Making sense of the senseless
Prayers were said for the victims and the survivors of the massacre in Aurora, Colo., this weekend, not only near the site of the slayings, but right here in Midcoast Maine.
Shock, horror and tears were not limited to the area surrounding the movie theater where a 24-year-old man killed 12 people. Something like this affects us all.
The victims were a cross-section of a community, much like our friends and loved ones. NBC news describes some of them in an article as follows:
"An aspiring sportscaster. A 6-year-old girl. A man celebrating his 27th birthday. College students who moved to Colorado to blaze paths for their futures."
In an attack like this, anyone in a community similar to Aurora says, "What if that happened while I was in a movie theater? What would I do? What if my son or daughter was there?"
Each new mass-killing, each terrorist incident reminds us not only how fragile we are but how difficult it is to ensure our safety and security against the unknown crazed killer among us.
In the wake of events like this, people look for easy answers. Some argue we would be better off with gun control, which would have prevented James Eagan Holmes from amassing the arsenal he used to carry out the massacre. Others counter that people like him, who do not respect the law, would find weapons anyway. Still others argue if more people were armed, maybe they could have shot back, but given his body armor that may have only made things worse.
Can we identify the criminally insane before they kill? Can we increase security everywhere against everything? These discussions are as inevitable as they are fruitless. Here was a man with no criminal record, no clear motive, obsessively committed to killing as many strangers as possible.
Terrorists and mass murderers only want to create fear and anarchy. In the face of such hatred, we can only carry out justice in the courts and give what comfort we can to those who have been victimized.
We fight back not by going out and arming ourselves with weapons similar to his or creating an intolerable police state in which people can no longer enjoy an evening at the movies without putting their shoes through an X-ray machine. We fight back by refusing to live in fear and refusing to give in to cynicism.
We were proud to see President Obama visit the victims. On the one hand, the move could be seen as political, but consider waking up in a hospital room after an event like that and finding the president of the United States has come personally to offer comfort.
Even in the midst of what one victim's family member described as their worst nightmare, there were moments of courage that provide hope and comfort.
Many of those who died, did so protecting their friends and their loved ones.
"Matt McQuinn dove in front of his girlfriend and her older brother to shield them from the gunfire," CBS news reported. "They lived. He didn't."
"John Larimer, who had just joined the Navy, stood between life and death for his girlfriend too.
"Air Force Staff Sergeant Jesse Childress saved the life of fellow airman beside him.
"And Jonathan Blunk pushed his friend Jansen Young to the floor and lay on top of her."
Holmes ended up outnumbered in the argument he tried to make. For the one man in that theater willing to kill, there were many more willing to sacrifice their lives for their friends.
Will it ever end in Warren?
Sometimes there's just too much due process.
Take the battle over the proposed methadone clinic in Warren for example. This has already raged on since 2010, and has managed to get approval from the planning board.
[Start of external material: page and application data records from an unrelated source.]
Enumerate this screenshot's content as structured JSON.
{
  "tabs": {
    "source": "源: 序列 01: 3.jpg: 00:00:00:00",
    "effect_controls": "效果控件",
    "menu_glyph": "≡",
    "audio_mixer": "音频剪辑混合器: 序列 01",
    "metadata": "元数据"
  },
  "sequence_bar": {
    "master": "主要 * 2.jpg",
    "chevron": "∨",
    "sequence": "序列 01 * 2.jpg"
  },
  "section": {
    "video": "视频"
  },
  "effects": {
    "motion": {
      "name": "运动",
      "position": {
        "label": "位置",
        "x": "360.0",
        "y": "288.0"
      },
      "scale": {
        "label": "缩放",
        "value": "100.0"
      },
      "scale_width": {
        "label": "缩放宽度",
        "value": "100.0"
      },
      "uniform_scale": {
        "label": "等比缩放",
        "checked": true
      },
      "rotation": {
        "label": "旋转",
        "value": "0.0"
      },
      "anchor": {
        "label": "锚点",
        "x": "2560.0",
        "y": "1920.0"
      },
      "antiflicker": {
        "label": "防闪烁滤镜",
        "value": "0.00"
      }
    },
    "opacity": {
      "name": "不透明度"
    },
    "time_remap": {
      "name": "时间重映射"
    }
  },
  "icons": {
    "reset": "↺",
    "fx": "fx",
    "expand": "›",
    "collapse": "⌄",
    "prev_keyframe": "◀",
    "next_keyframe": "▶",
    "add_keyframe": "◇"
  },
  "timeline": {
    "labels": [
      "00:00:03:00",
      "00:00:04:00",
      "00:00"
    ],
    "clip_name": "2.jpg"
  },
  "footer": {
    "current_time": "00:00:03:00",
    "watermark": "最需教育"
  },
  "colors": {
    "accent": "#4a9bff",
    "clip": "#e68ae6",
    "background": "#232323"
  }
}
A group of neighbors, through their attorney, have filed an appeal of the project to the town's zoning board. It seems to us the system might make more sense if some appeals went straight to court.
Under the present system, the zoning board could uphold the planning board's decision, deny it or send it back to the planning board due to an error.
So after more than a full calendar year of debate on this issue, involving multiple lawyers and boards, we are adding another board and another lawyer (one representing the zoning board) to the mix. How long and how many meetings will this process require?
If the board upholds the decision of the planning board, the neighbors will likely continue their appeal to court, which could take years to settle the matter. If they deny the application, overturning the planning board's approval, CRC, the company proposing the clinic, will continue the battle in court.
Our bet is this board will remand it back to the planning board, and whatever the planning board does with the application from there will likely be appealed by one side or the other again.
While all of this continues endlessly, rifts in the town widen, volunteers on community boards burn out, and other town business that needs attention falls by the wayside.
It was pretty much a given from the very beginning that this was going to end up in court. Perhaps the Legislature should look at this issue and find a way to keep small communities like Warren from sinking into a legal quagmire every time a controversial, ill-fitted project is proposed by an organization with deep pockets and lawyers on retainer.